Continuing his attacks, Trump tweeted that Trudeau was “dishonest and weak.”
Trump wrote, “PM Justin Trudeau of Canada acted so meek and mild during our @G7 meetings only to give a news conference after I left saying that, “US Tariffs were kind of insulting” and he “will not be pushed around.” Very dishonest & weak. Our Tariffs are in response to his of 270% on dairy!”
In response to the criticism, Trudeau’s office issued a statement clarifying that he had "said nothing he hasn't said before - both in public, and in private conversations with the president" and vowed to abide by the G7 final communique.
Trudeau’s office said, “We are focused on everything we accomplished here at the G7 summit. The Prime Minister said nothing he hasn’t said before—both in public, and in private conversations with the president.”
As Trump’s attacks grew, other G7 partners, who were baffled at Trump's outburst, pledged to support the communique, which says that the group of major industrial nations, including Canada, the U.S., the U.K., France, Italy, Japan and Germany, had agreed on the need for "free, fair, and mutually beneficial trade" and the importance of fighting protectionism.

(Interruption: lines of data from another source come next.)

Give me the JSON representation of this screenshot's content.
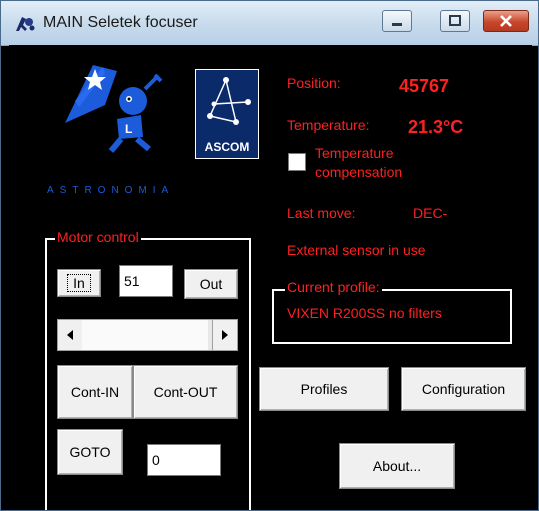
{
  "window": {
    "title": "MAIN Seletek focuser"
  },
  "logo": {
    "astronomia_text": "ASTRONOMIA",
    "ascom_text": "ASCOM"
  },
  "status": {
    "position_label": "Position:",
    "position_value": "45767",
    "temperature_label": "Temperature:",
    "temperature_value": "21.3°C",
    "temp_comp_label_line1": "Temperature",
    "temp_comp_label_line2": "compensation",
    "temp_comp_checked": false,
    "last_move_label": "Last move:",
    "last_move_value": "DEC-",
    "external_sensor": "External sensor in use"
  },
  "profile": {
    "group_title": "Current profile:",
    "name": "VIXEN R200SS no filters"
  },
  "motor": {
    "group_title": "Motor control",
    "in_label": "In",
    "step_value": "51",
    "out_label": "Out",
    "cont_in_label": "Cont-IN",
    "cont_out_label": "Cont-OUT",
    "goto_label": "GOTO",
    "goto_value": "0"
  },
  "buttons": {
    "profiles": "Profiles",
    "configuration": "Configuration",
    "about": "About..."
  },
  "icons": {
    "minimize": "minimize-icon",
    "maximize": "maximize-icon",
    "close": "close-icon"
  }
}
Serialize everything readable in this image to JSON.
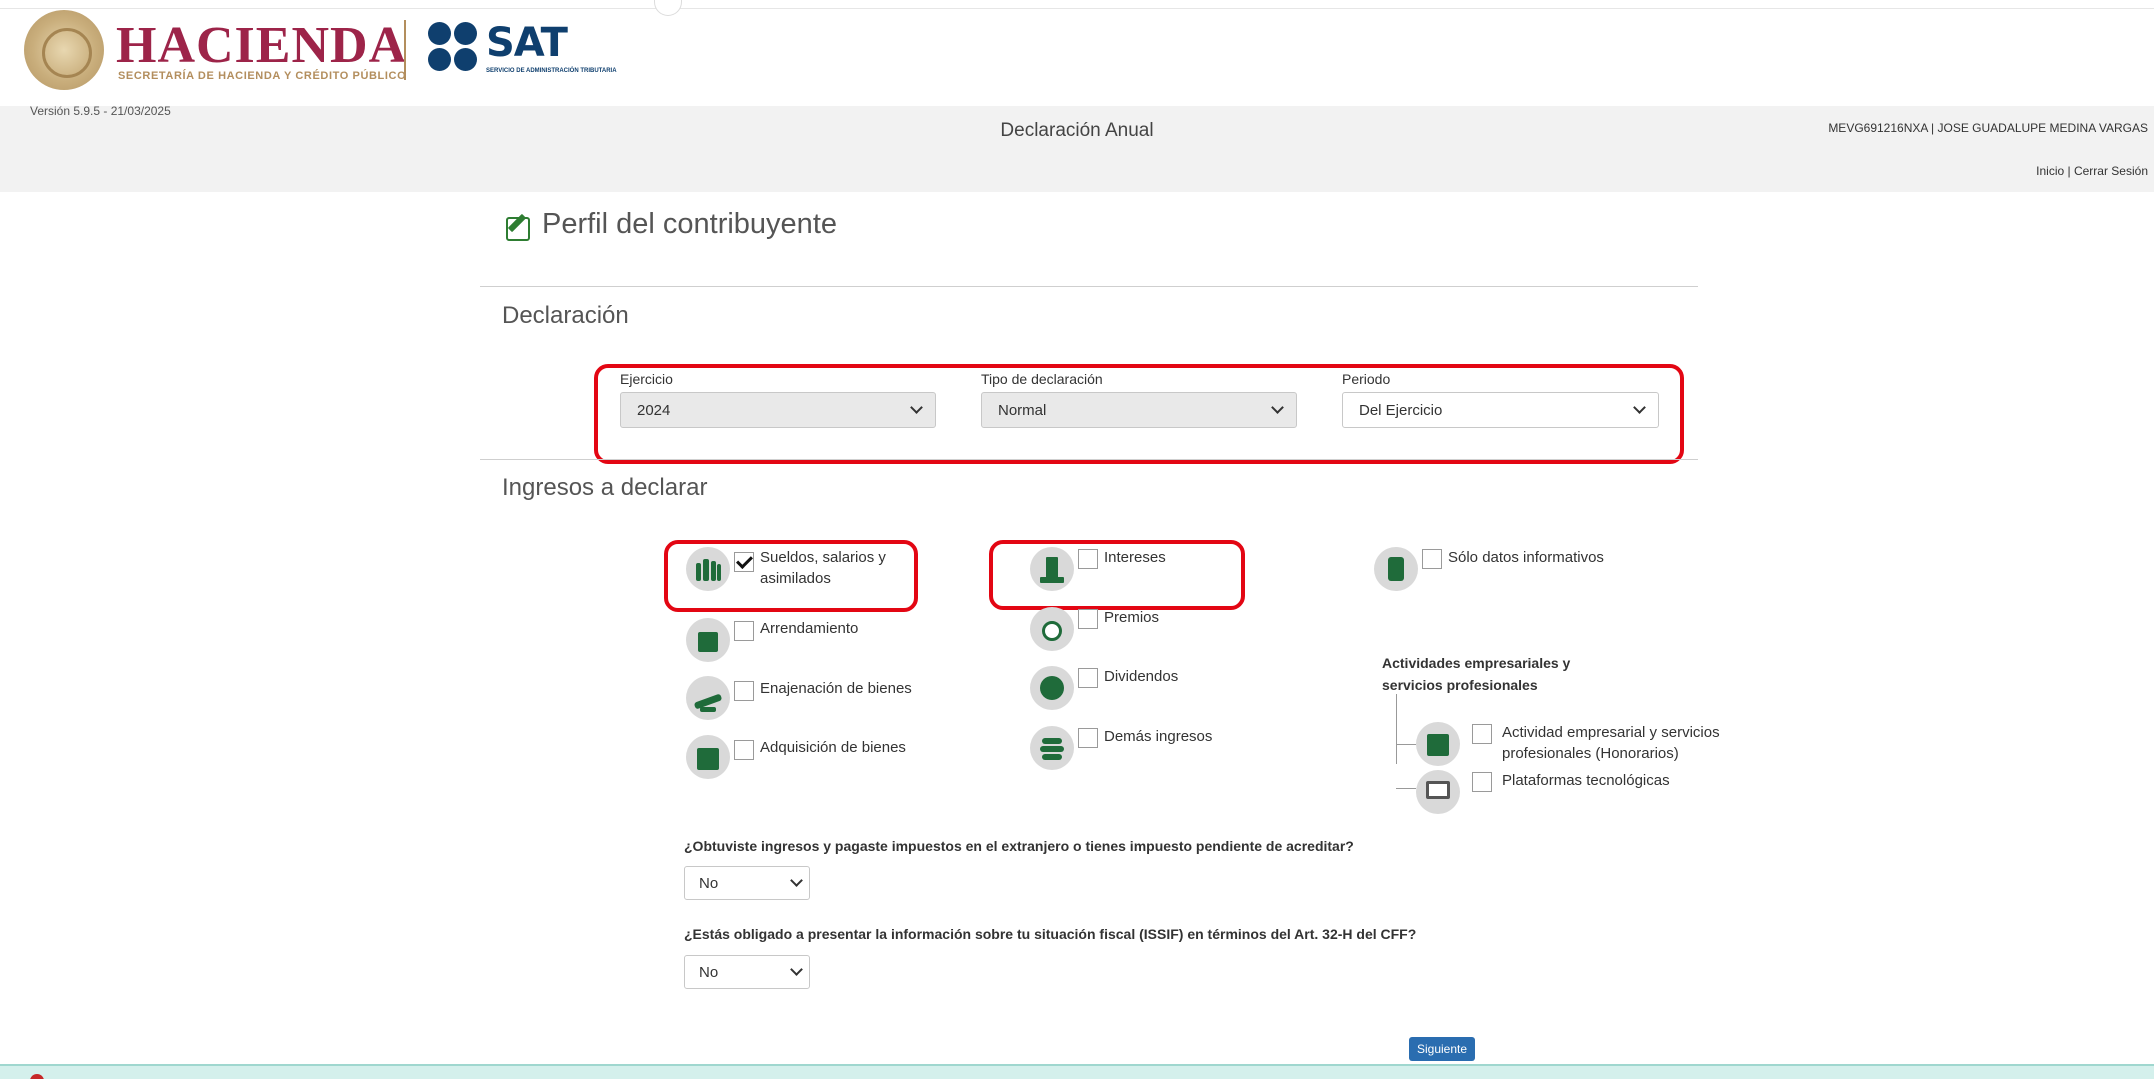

Taking a dig at Trump, the French President Emmanuel Macron said in a statement that "international co-operation cannot be dictated by fits of anger and throwaway remarks.”
The statement from the French president added, ”Let's be serious and worthy of our people. We make commitments and keep to them.”
Meanwhile, German Foreign Minister Heiko Maas said, "In a matter of seconds, you can destroy trust with 280 Twitter characters."